(Component data from apps and pages)

━━━━━━━━━━━━━━━━

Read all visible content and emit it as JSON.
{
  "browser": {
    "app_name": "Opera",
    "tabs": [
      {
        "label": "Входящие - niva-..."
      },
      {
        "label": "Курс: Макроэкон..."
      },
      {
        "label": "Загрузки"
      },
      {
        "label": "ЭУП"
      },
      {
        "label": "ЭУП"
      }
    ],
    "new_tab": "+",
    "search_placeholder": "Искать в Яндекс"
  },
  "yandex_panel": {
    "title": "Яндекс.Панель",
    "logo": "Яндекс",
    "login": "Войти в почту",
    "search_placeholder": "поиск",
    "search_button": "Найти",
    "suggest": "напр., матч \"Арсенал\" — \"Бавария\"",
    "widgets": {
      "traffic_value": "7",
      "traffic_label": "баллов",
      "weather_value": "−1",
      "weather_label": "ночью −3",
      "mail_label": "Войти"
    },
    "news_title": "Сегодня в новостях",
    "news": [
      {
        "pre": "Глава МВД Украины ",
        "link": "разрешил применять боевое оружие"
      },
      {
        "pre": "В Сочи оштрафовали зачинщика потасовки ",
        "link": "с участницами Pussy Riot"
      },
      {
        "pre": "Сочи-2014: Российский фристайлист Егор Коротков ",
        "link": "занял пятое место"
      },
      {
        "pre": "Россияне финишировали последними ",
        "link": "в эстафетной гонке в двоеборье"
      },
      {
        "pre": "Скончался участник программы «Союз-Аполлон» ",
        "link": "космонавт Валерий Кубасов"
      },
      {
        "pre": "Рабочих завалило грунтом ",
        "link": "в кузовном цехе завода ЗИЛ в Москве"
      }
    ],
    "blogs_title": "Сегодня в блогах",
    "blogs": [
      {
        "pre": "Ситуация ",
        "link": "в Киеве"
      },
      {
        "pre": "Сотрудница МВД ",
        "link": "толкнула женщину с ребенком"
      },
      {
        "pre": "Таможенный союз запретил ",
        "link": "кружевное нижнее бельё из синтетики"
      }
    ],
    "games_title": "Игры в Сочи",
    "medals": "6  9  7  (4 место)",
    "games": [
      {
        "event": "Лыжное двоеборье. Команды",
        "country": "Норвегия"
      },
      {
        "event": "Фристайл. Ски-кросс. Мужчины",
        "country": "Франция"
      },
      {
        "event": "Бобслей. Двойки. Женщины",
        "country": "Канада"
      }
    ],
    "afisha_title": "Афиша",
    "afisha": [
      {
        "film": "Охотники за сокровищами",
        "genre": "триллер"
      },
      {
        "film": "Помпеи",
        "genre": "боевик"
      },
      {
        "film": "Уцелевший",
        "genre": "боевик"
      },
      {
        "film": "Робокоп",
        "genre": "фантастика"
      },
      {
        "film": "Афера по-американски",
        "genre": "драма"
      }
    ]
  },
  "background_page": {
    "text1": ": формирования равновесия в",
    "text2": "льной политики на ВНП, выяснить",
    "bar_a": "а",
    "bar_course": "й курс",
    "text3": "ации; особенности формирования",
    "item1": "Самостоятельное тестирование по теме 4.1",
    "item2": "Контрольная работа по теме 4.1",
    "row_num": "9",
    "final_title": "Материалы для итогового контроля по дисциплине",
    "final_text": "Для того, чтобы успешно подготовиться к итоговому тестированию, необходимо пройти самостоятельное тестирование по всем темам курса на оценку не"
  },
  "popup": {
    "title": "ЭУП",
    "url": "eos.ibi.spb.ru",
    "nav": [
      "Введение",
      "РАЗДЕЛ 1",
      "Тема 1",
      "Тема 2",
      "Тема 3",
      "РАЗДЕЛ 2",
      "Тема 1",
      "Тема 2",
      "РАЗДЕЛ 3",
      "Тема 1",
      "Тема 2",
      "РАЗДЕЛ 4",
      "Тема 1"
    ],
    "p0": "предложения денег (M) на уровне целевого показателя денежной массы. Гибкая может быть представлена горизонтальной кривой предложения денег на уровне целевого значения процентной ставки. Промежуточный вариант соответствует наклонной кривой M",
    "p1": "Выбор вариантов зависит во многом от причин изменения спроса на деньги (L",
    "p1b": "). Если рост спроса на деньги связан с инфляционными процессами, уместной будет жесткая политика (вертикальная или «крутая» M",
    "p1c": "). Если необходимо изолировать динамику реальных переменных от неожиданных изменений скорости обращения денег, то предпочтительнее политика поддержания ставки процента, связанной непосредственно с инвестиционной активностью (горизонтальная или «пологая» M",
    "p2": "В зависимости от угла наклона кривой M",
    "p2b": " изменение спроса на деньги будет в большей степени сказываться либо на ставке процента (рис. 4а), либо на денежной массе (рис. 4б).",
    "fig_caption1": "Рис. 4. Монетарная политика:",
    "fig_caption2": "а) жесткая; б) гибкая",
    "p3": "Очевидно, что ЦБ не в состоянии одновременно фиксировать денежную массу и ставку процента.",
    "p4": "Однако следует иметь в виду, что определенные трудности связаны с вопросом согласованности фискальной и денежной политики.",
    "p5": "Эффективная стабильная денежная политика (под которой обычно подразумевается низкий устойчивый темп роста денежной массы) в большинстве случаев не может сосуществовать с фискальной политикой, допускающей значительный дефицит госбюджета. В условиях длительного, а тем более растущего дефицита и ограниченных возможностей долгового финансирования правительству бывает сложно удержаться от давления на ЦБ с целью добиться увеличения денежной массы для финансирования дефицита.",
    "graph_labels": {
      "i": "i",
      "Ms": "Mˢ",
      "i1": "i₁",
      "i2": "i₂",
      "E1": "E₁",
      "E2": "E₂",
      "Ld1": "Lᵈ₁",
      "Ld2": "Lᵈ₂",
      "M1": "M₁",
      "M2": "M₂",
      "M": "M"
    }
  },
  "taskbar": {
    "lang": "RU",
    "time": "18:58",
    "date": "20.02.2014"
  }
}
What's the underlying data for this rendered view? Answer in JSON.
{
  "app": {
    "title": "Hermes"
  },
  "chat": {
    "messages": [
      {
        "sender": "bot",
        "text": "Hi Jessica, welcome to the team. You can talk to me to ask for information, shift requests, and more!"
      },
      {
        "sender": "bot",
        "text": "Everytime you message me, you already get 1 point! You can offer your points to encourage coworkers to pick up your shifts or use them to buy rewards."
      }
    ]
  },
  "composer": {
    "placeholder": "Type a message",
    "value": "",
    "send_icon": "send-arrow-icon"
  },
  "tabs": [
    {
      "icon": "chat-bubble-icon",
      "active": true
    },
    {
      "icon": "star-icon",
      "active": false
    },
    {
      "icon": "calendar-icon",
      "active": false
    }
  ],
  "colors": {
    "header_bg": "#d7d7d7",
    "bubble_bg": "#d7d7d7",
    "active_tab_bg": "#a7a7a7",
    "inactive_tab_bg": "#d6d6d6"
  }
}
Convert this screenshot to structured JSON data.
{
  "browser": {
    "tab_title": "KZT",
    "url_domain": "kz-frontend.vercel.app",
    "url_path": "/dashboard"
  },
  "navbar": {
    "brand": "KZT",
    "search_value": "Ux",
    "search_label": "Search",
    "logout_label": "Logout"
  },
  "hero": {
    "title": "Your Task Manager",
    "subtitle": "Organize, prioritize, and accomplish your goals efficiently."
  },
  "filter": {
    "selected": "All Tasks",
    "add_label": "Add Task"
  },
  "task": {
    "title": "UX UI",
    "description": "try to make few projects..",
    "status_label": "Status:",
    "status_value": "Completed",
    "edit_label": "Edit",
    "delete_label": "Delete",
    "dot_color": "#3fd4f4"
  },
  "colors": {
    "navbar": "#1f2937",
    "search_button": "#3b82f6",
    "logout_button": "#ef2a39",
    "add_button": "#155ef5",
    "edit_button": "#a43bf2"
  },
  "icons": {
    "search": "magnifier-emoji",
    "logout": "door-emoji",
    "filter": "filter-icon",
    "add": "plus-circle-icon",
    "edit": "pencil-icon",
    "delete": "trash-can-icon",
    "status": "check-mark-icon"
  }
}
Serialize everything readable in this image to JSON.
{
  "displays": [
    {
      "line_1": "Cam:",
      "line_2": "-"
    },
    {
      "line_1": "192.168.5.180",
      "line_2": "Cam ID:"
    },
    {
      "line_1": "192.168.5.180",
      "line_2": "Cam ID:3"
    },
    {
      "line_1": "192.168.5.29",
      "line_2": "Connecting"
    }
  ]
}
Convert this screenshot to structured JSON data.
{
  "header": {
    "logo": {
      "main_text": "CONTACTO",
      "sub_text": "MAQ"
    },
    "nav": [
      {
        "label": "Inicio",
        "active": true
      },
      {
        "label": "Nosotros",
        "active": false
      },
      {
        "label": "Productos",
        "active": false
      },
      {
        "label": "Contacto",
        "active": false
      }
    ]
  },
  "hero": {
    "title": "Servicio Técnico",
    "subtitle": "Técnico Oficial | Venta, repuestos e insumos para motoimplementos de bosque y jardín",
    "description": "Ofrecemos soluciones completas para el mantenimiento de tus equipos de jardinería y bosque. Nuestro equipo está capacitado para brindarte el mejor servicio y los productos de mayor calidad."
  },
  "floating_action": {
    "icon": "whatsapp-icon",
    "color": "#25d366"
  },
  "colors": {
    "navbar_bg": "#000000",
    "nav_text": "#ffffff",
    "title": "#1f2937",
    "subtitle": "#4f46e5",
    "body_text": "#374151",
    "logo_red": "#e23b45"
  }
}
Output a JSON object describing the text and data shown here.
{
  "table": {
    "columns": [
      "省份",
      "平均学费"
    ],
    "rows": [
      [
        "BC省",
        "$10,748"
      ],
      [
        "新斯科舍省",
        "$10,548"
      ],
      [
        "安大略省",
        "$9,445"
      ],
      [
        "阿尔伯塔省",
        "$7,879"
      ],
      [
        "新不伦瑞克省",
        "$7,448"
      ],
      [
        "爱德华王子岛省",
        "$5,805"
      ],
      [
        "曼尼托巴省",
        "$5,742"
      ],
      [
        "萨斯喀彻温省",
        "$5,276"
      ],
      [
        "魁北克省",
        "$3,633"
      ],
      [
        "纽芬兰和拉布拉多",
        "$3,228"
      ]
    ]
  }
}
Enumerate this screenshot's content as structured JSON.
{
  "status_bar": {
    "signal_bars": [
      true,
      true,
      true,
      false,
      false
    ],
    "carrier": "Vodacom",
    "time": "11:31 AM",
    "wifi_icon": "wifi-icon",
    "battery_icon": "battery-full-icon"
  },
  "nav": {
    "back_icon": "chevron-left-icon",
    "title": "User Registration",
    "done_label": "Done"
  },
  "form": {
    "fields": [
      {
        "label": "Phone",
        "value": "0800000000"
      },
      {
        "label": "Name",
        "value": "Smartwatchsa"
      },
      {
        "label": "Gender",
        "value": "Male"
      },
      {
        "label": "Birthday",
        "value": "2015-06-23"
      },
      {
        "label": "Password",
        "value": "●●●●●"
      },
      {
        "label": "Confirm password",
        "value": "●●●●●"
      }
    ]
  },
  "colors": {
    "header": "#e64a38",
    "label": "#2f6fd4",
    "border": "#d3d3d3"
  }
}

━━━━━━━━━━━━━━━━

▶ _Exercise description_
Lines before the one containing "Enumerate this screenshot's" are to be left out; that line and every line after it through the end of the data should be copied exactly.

▶ _Expected output_
Enumerate this screenshot's content as structured JSON.
{
  "status_bar": {
    "signal_bars": [
      true,
      true,
      true,
      false,
      false
    ],
    "carrier": "Vodacom",
    "time": "11:31 AM",
    "wifi_icon": "wifi-icon",
    "battery_icon": "battery-full-icon"
  },
  "nav": {
    "back_icon": "chevron-left-icon",
    "title": "User Registration",
    "done_label": "Done"
  },
  "form": {
    "fields": [
      {
        "label": "Phone",
        "value": "0800000000"
      },
      {
        "label": "Name",
        "value": "Smartwatchsa"
      },
      {
        "label": "Gender",
        "value": "Male"
      },
      {
        "label": "Birthday",
        "value": "2015-06-23"
      },
      {
        "label": "Password",
        "value": "●●●●●"
      },
      {
        "label": "Confirm password",
        "value": "●●●●●"
      }
    ]
  },
  "colors": {
    "header": "#e64a38",
    "label": "#2f6fd4",
    "border": "#d3d3d3"
  }
}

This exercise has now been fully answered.